Data excerpts:
== Segment start ==

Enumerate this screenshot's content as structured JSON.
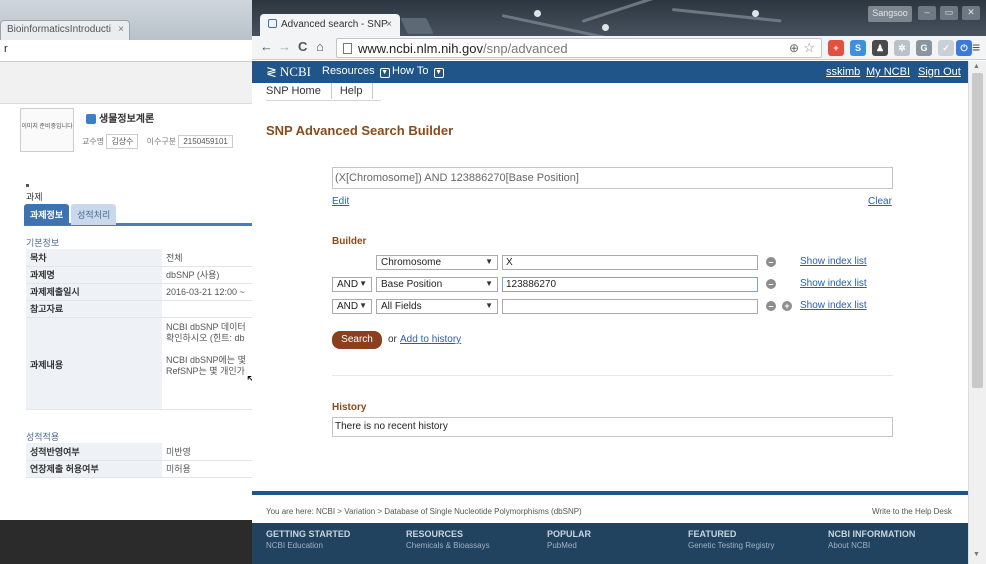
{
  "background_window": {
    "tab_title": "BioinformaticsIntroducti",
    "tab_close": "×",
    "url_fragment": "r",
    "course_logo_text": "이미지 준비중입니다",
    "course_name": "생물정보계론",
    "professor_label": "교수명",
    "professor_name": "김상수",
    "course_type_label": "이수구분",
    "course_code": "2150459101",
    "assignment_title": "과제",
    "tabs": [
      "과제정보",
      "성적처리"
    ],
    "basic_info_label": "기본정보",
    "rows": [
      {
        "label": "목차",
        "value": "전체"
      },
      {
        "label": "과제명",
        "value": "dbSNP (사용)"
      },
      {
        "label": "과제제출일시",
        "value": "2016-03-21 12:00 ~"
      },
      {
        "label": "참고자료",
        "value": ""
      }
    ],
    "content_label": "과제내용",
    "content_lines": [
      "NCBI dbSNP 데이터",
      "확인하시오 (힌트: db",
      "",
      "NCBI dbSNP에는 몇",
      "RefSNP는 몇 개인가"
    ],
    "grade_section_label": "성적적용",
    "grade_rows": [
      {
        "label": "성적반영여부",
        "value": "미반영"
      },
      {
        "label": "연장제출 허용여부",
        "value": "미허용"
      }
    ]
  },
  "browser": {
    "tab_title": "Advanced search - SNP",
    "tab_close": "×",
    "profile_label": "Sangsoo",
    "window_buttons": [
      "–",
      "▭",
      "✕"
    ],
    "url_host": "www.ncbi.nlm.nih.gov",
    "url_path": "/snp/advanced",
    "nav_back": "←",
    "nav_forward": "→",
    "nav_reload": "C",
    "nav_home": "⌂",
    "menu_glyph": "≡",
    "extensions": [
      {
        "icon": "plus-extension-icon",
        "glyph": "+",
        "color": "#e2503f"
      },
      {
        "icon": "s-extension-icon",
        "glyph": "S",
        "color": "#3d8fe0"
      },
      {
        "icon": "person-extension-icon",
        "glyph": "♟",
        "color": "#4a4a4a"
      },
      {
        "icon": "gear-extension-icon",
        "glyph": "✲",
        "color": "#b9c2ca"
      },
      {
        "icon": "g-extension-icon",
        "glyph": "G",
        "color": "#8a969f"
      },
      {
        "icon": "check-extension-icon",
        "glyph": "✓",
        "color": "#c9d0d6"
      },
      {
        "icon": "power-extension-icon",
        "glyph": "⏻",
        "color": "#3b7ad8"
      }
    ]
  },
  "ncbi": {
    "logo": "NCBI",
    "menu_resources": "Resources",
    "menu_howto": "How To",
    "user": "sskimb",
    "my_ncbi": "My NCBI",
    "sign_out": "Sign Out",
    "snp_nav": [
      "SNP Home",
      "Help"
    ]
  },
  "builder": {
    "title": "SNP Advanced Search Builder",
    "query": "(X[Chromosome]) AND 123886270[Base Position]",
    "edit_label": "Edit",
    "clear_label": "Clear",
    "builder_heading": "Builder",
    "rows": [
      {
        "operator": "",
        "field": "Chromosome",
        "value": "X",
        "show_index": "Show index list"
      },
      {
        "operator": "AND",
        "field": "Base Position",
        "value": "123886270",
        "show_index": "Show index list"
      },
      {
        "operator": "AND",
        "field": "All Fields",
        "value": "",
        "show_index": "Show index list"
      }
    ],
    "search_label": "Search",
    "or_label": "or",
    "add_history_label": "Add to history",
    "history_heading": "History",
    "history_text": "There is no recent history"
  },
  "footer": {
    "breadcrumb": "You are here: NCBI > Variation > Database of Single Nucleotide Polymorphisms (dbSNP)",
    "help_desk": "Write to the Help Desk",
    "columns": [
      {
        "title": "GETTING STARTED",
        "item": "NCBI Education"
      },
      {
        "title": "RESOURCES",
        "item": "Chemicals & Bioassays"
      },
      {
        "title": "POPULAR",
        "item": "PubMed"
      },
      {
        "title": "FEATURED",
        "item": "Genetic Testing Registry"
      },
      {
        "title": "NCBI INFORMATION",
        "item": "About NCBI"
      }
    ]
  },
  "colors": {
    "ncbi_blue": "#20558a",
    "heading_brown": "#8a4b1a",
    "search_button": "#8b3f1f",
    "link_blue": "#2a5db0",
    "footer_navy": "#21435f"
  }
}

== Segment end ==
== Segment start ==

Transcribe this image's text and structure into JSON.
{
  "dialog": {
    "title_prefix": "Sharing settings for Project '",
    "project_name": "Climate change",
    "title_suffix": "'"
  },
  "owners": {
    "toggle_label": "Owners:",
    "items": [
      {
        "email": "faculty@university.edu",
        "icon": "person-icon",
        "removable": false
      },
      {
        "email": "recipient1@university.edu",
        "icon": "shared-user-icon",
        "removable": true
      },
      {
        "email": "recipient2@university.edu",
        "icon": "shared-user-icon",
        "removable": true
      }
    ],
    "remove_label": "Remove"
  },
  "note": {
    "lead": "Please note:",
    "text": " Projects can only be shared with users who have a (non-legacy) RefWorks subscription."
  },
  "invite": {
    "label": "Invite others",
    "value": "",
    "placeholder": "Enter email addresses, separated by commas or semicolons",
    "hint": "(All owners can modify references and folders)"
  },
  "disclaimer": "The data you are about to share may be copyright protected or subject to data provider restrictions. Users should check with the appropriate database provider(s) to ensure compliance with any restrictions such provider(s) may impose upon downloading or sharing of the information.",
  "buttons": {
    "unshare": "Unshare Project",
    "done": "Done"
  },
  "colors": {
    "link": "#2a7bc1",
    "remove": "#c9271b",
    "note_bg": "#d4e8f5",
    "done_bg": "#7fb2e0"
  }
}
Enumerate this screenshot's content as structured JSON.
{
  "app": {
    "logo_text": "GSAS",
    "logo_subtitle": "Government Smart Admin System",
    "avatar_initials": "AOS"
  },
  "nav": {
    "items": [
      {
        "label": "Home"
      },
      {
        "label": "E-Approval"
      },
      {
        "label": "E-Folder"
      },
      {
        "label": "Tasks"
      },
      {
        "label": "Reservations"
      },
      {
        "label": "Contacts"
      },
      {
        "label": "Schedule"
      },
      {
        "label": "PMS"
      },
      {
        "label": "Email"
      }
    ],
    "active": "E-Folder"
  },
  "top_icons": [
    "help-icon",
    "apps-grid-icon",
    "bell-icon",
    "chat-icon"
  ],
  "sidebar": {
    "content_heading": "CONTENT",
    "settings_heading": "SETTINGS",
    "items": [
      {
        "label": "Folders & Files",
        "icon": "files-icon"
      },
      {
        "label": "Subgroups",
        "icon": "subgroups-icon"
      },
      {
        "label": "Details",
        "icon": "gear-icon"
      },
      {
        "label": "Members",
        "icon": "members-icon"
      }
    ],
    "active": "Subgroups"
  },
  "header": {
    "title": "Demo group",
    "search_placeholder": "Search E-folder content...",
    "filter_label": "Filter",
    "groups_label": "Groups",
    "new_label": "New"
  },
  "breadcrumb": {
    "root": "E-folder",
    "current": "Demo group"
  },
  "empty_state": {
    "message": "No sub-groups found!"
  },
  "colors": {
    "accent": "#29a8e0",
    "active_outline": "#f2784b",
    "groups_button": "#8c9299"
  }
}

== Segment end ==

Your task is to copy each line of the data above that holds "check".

        "icon": "check-extension-icon",
  "disclaimer": "The data you are about to share may be copyright protected or subject to data provider restrictions. Users should check with the appropriate database provider(s) to ensure compliance with any restrictions such provider(s) may impose upon downloading or sharing of the information.",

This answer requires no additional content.